“Nations have crafted a draft treaty to fight a booming trade in illicit tobacco products that’s costing governments as much as $50 billion a year in lost tax revenue, officials said Wednesday,” the Associated Press/Washington Post reports. “But there are notable holdouts to the negotiations — the United States, Indonesia and more than a dozen other nations — where the treaty would have no effect,” the news agency writes (4/4). According to the WHO, tobacco-related diseases, including cardiovascular disease, cancers, diabetes, and other illnesses, kill almost six million people annually, Reuters notes. “Formally a protocol to the 2005 Framework Convention on Tobacco Control (FCTC), the world’s first public health pact, the new agreement was reached after nearly five years of negotiations, including a fifth and final round this past week,” the news agency writes (Nebehay, 4/4).

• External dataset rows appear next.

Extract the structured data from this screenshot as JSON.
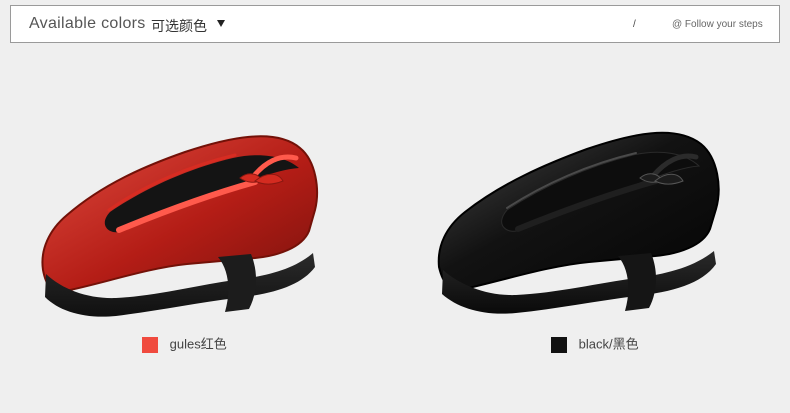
{
  "header": {
    "title_en": "Available colors",
    "title_cn": "可选颜色",
    "dropdown_icon": "triangle-down-icon",
    "separator": "/",
    "follow_text": "@ Follow your steps"
  },
  "colors": {
    "items": [
      {
        "label": "gules红色",
        "swatch": "#f04a3e",
        "shoe_body": "#b41d16",
        "shoe_highlight": "#e0493e"
      },
      {
        "label": "black/黑色",
        "swatch": "#111111",
        "shoe_body": "#111111",
        "shoe_highlight": "#3a3a3a"
      }
    ]
  }
}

In related news, “The World Trade Organization [WTO] demanded Wednesday that the Obama administration drop or amend its ban on flavored cigarettes that are used to target minors,” the Hill’s “Healthwatch” blog writes, noting the ban on “chocolate and other flavored cigarettes [exists] under a bipartisan 2009 law that gave the Food and Drug Administration authority over tobacco products” (Pecquet, 4/4). “Democrats and the Obama administration voiced disappointment with” the WTO report, CQ HealthBeat writes, noting, “Because the WTO report does not affect the law, the ban is still in place.” Trade Representative spokesperson Nkenge Harmon said, “The Obama Administration is committed to protecting the public health and will continue to vigorously pursue public health measures in a way that is consistent with United States trade obligations,” according to the news service (Ethridge, 4/4).
The KFF Daily Global Health Policy Report summarized news and information on global health policy from hundreds of sources, from May 2009 through December 2020. All summaries are archived and available via search.